New Sanctions Strangle the Iranian People Even More
The latest Iran sanctions imposed by the Trump administration are yet another attack on the civilian population. Brian O’Toole explains:
The CBI has already been sanctioned for at least two decades, generally prohibiting US companies from engaging in business with the CBI, and subject to secondary sanctions for a decade, threatening sanctions against foreign financial institutions for engaging with the CBI. The September 20 action in practical terms only serves to remove the CBI’s status as falling within the US humanitarian exemptions for Iran and further impedes the delivery of food, medicine, and medical devices to Iran [bold mine-DL].
It was already clear that the Trump administration wasn’t interested in providing safe channels for humanitarian trade. They have refused to identify safe channels, they have discouraged other governments from setting up their own, and they have threatened our allies when they try to create workarounds to facilitate humanitarian trade. The administration has imposed such onerous restrictions on financial institutions that it was very difficult if not impossible for Iranians to make payments for the imported goods they need. This is a well-documented problem that is leading directly to shortages of critical medicines for cancer patients and others suffering from rare and serious diseases. Now the administration has made the noose even tighter. The Iranian people are once again the ones that will pay the price for this vengeful abuse of power. O’Toole continues:
The only appreciable impact of the September 20 designation will be to further impair the delivery of food and medicine to the Iranian people, who are already struggling to get needed supplies and to antagonize US partners around the globe who want to export such goods, especially the European Union.
Trump’s decision to impose additional sanctions will do even more harm to ordinary Iranians. It is a pointless and destructive move. It can only serve to deepen Iranian resentment against the U.S., alienate our allies in Europe, and give the Iranian government fodder for their rhetoric denouncing “economic terrorism” against their country. The people of Iran are once more being punished for the actions of a government they don’t control. The policy is as unjust as it is cruel and stupid.
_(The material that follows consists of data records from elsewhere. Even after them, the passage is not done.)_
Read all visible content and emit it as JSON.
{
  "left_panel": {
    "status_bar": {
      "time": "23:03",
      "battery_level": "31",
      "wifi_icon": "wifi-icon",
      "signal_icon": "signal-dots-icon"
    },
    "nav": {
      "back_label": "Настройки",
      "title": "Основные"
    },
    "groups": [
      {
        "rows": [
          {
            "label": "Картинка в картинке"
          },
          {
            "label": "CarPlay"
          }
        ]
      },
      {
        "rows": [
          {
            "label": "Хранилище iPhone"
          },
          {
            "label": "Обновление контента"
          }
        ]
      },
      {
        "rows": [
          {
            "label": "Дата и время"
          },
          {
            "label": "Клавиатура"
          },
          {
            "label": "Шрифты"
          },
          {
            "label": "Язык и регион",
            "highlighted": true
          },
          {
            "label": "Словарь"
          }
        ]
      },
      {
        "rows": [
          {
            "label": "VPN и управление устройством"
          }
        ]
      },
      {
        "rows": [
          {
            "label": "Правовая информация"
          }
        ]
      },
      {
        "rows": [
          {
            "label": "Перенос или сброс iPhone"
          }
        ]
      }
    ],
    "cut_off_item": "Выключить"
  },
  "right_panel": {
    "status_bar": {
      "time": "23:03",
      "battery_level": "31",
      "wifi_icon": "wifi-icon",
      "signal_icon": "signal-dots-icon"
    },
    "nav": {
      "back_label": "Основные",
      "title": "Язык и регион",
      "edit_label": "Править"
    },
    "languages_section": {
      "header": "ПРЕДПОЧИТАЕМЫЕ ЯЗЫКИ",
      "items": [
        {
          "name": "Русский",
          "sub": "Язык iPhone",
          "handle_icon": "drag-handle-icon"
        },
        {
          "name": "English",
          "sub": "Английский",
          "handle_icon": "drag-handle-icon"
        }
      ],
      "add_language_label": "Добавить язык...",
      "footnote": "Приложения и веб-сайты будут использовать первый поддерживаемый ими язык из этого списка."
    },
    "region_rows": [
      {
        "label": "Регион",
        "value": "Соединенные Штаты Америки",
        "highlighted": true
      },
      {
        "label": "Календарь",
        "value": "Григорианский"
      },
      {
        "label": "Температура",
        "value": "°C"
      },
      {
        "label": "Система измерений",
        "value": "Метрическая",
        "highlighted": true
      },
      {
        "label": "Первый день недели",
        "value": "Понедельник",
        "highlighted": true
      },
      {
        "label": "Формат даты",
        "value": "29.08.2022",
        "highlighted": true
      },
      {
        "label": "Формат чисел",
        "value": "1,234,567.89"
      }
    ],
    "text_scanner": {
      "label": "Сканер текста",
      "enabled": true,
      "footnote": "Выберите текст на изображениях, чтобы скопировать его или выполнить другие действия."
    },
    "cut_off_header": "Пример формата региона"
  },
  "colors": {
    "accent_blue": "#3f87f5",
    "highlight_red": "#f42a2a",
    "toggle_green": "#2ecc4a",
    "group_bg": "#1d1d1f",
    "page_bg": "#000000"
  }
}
O’Toole concludes:
Instead of imposing costs on the Iranian regime for the attack, the Trump administration has instead aimed its response at the Iranian people, who are the ones who actually suffer when humanitarian goods cannot be imported, with a side swipe at its closest allies abroad who support and encourage such trade.
To make matters worse, this latest action intensifies the economic war that has brought the U.S. and Iran so dangerously close to war, and it is the exact opposite of the deescalation that the administration should be pursuing.